Cynthia McKenzie and Laura Park, two officials with the federal Department of Fisheries and Oceans (DFO), were in the Coast of Bays recently to talk to interested parties on the serious topics of aquatic invasive species (AIS) and marine debris.
Laura Pack, a DFO senior oceans biologist (l) and Cynthia Mackenzie, a DFO research scientist, at the Coast of Bays’ Coastal Planning Committee’s presentation at Belleoram on April 15. — Photo by Clayton Hunt/The Coaster
The presentations were organized by the Coast of Bays’ Coastal Planning Committee in partnership with Shell Canada, the Newfoundland Aquaculture Industry Association and the provincial and federal governments.
The information sessions were held in Conne River on April 14 and in Belleoram and Harbour Breton on April 15.
McKenzie, a research scientist with DFO, said that aquatic invasive species (AIS), sometimes referred to as aquatic alien species, are species of plants and animals and microorganisms introduced by human action outside their usual habitat.
These alien species can be dangerous as their introduction into a new area may threaten the environment, the economy and human health.
“We want people to be able to recognize the different AIS in the Coast of Bays; to know what to do to remove them and to report any findings either through DFO’s website of our toll-free telephone number,” she said.
Although there are a number of AIS in Newfoundland waters such as the vase tunicate, the golden star and the violet tunicate, the most worrisome alien species in our waters is the green crab.
This species has become a predator in North American waters and is a very serious problem in the state of Maine where it has caused significant problems in the clam industry.
In Placentia Bay, the green crab has become a problem for lobster harvesters as they have been found in lobster pots where they eat the bait. The species has also been a problem for the juvenile lobster population.
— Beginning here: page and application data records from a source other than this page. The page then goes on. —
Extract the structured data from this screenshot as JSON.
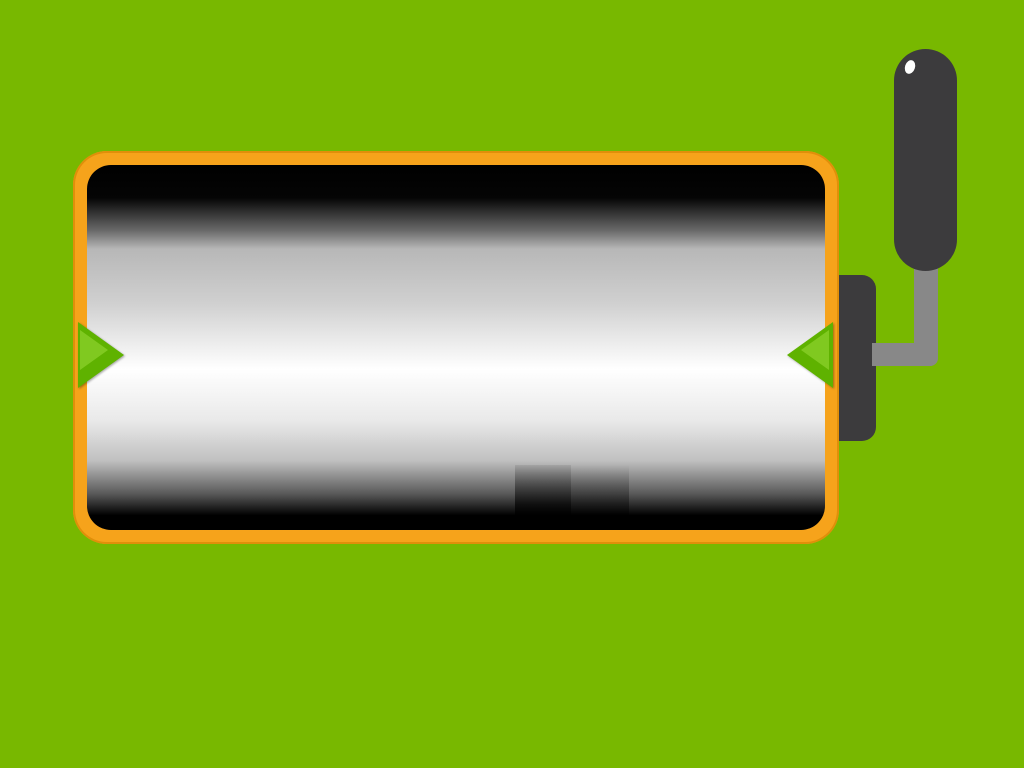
{
  "scene": {
    "background_color": "#78b800",
    "frame_color": "#f6a31b",
    "arrow_color": "#5fb200",
    "lever_color": "#3c3b3d",
    "lever_arm_color": "#888888"
  },
  "controls": {
    "left_arrow_icon": "triangle-right-icon",
    "right_arrow_icon": "triangle-left-icon",
    "lever_icon": "lever-handle-icon"
  }
}
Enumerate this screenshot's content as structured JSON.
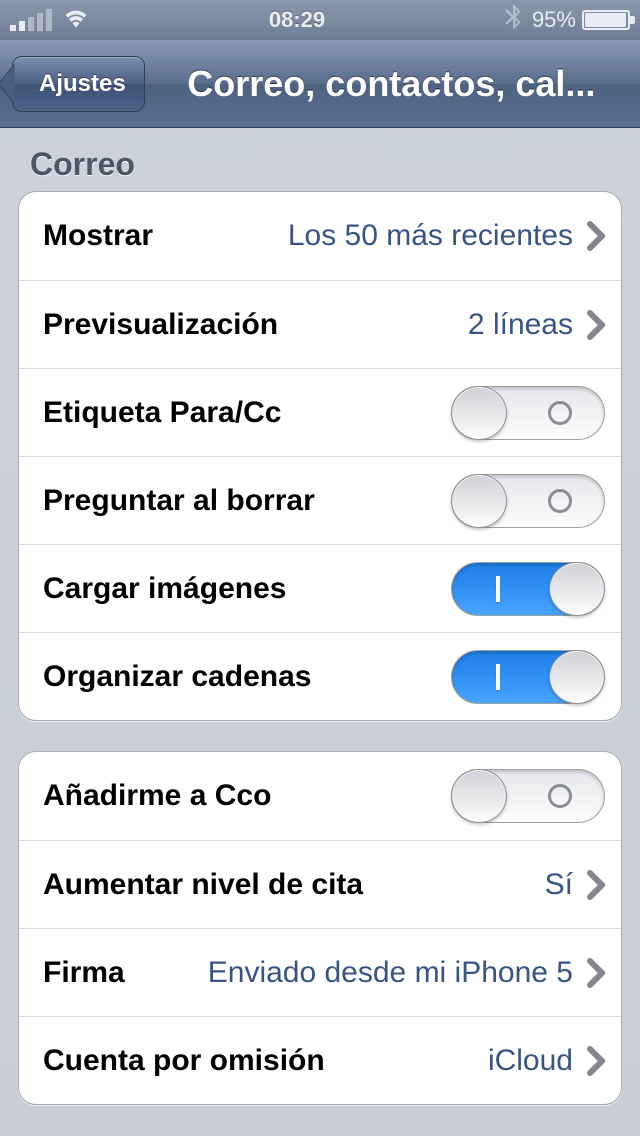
{
  "status": {
    "time": "08:29",
    "battery_pct": "95%"
  },
  "nav": {
    "back_label": "Ajustes",
    "title": "Correo, contactos, cal..."
  },
  "section_mail": "Correo",
  "group1": {
    "show": {
      "label": "Mostrar",
      "value": "Los 50 más recientes"
    },
    "preview": {
      "label": "Previsualización",
      "value": "2 líneas"
    },
    "tocc": {
      "label": "Etiqueta Para/Cc",
      "on": false
    },
    "askdelete": {
      "label": "Preguntar al borrar",
      "on": false
    },
    "loadimg": {
      "label": "Cargar imágenes",
      "on": true
    },
    "threads": {
      "label": "Organizar cadenas",
      "on": true
    }
  },
  "group2": {
    "bcc": {
      "label": "Añadirme a Cco",
      "on": false
    },
    "quote": {
      "label": "Aumentar nivel de cita",
      "value": "Sí"
    },
    "signature": {
      "label": "Firma",
      "value": "Enviado desde mi iPhone 5"
    },
    "default": {
      "label": "Cuenta por omisión",
      "value": "iCloud"
    }
  }
}
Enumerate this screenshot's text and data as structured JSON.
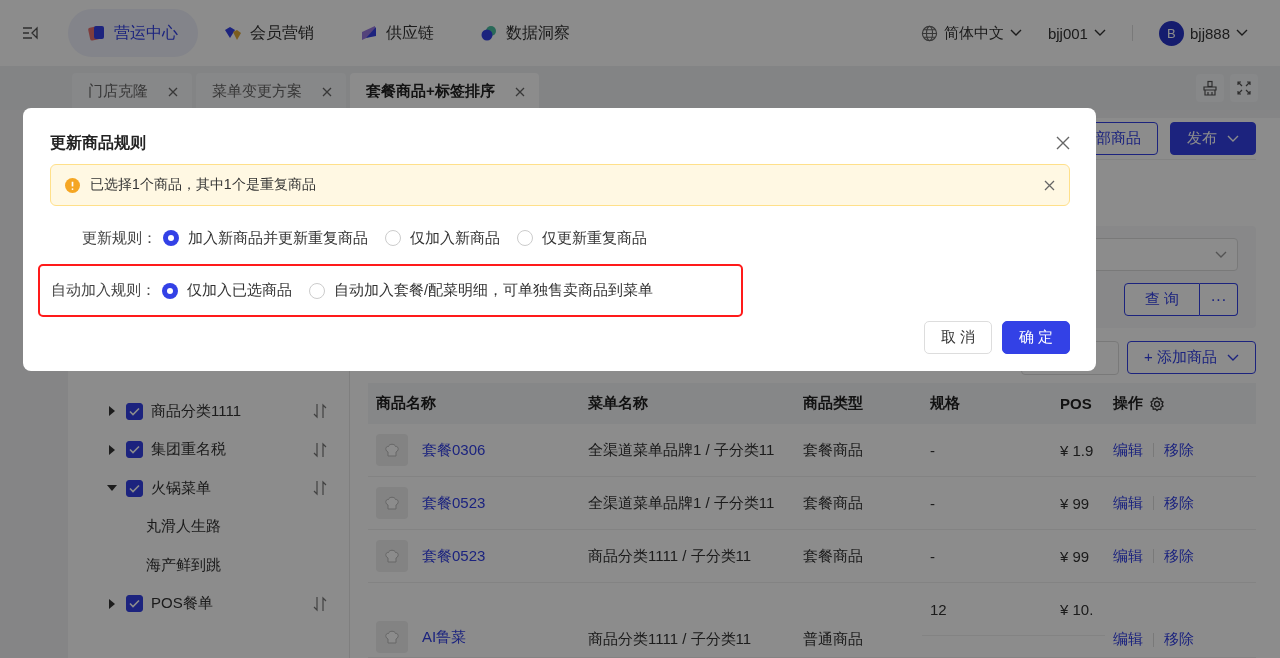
{
  "top_nav": {
    "items": [
      {
        "label": "营运中心",
        "selected": true
      },
      {
        "label": "会员营销",
        "selected": false
      },
      {
        "label": "供应链",
        "selected": false
      },
      {
        "label": "数据洞察",
        "selected": false
      }
    ],
    "language": "简体中文",
    "org": "bjj001",
    "user": {
      "avatar": "B",
      "name": "bjj888"
    }
  },
  "tabs": [
    {
      "label": "门店克隆",
      "selected": false
    },
    {
      "label": "菜单变更方案",
      "selected": false
    },
    {
      "label": "套餐商品+标签排序",
      "selected": true
    }
  ],
  "toolbar": {
    "buttons": [
      {
        "label": "部商品",
        "kind": "outline"
      },
      {
        "label": "发布",
        "kind": "primary"
      }
    ]
  },
  "filter": {
    "query_button": "查 询",
    "more_button": "···"
  },
  "add_button": "+ 添加商品",
  "tree": [
    {
      "label": "商品分类1111",
      "checked": true,
      "expanded": false
    },
    {
      "label": "集团重名税",
      "checked": true,
      "expanded": false
    },
    {
      "label": "火锅菜单",
      "checked": true,
      "expanded": true,
      "children": [
        {
          "label": "丸滑人生路"
        },
        {
          "label": "海产鲜到跳"
        }
      ]
    },
    {
      "label": "POS餐单",
      "checked": true,
      "expanded": false
    }
  ],
  "table": {
    "columns": [
      "商品名称",
      "菜单名称",
      "商品类型",
      "规格",
      "POS",
      "操作"
    ],
    "rows": [
      {
        "kind": "single",
        "name": "套餐0306",
        "menu": "全渠道菜单品牌1 / 子分类11",
        "type": "套餐商品",
        "spec": "-",
        "pos": "¥ 1.9",
        "actions": [
          "编辑",
          "移除"
        ]
      },
      {
        "kind": "single",
        "name": "套餐0523",
        "menu": "全渠道菜单品牌1 / 子分类11",
        "type": "套餐商品",
        "spec": "-",
        "pos": "¥ 99",
        "actions": [
          "编辑",
          "移除"
        ]
      },
      {
        "kind": "single",
        "name": "套餐0523",
        "menu": "商品分类1111 / 子分类11",
        "type": "套餐商品",
        "spec": "-",
        "pos": "¥ 99",
        "actions": [
          "编辑",
          "移除"
        ]
      },
      {
        "kind": "multi",
        "name": "AI鲁菜",
        "menu": "商品分类1111 / 子分类11",
        "type": "普通商品",
        "spec": "12",
        "pos": "¥ 10.",
        "actions": [
          "编辑",
          "移除"
        ]
      }
    ]
  },
  "dialog": {
    "title": "更新商品规则",
    "alert": "已选择1个商品，其中1个是重复商品",
    "rules": [
      {
        "label": "更新规则：",
        "highlighted": false,
        "options": [
          {
            "label": "加入新商品并更新重复商品",
            "selected": true
          },
          {
            "label": "仅加入新商品",
            "selected": false
          },
          {
            "label": "仅更新重复商品",
            "selected": false
          }
        ]
      },
      {
        "label": "自动加入规则：",
        "highlighted": true,
        "options": [
          {
            "label": "仅加入已选商品",
            "selected": true
          },
          {
            "label": "自动加入套餐/配菜明细，可单独售卖商品到菜单",
            "selected": false
          }
        ]
      }
    ],
    "buttons": [
      {
        "label": "取 消",
        "kind": "default"
      },
      {
        "label": "确 定",
        "kind": "primary"
      }
    ]
  }
}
According to McKenzie, the green crab problem in Newfoundland is worse than anywhere in North America except for the state of Maine.
Whereas the predator was only found in Placentia Bay previously, it has now turned up in Fortune Bay around the Pool’s Cove area.
“We don’t know if the crab moved here from Placentia Bay or if it was introduced by some other source. I want to talk to as many people as possible to determine where this species may be found,” McKenzie said.
“Sometimes green crab die in really cold weather. Whenever, and wherever, they can they go deep to survive although they may not be able to do this around a shoreline. We’re hoping that this unusually cold winter killed off a whole class size to help mitigate the problem in Fortune Bay.
“However, we don’t know if this actually happened. We will be trying to catch them before they get a real foothold in this area and start to spread.”
Other alien species can be a problem too.
McKenzie said that several mussel-growing operations in Nova Scotia and Prince Edward Island are no longer in business because of the alien species, the vase tunicate. The closures were caused as the alien species added so much effort and activity to the operations which contributed to an overall higher cost.
Laura Park, a senior oceans biologist with DFO, spoke on the damaging issue of marine debris during the sessions.
Marine Debris is the general term for garbage in the oceans and on our beaches.
As much as 90 per cent of it is plastic and other synthetic materials made from petroleum.
Marine debris is a problem as it can choke and strangle fish, birds, turtles and other marine life.
Sea creatures also consume plastic pieces which can carry such deadly chemicals as PCBs that become concentrated as small creatures are eaten by larger ones.
This disrupts the food chain, threatening the health of all creatures that depend on the oceans for food including humans.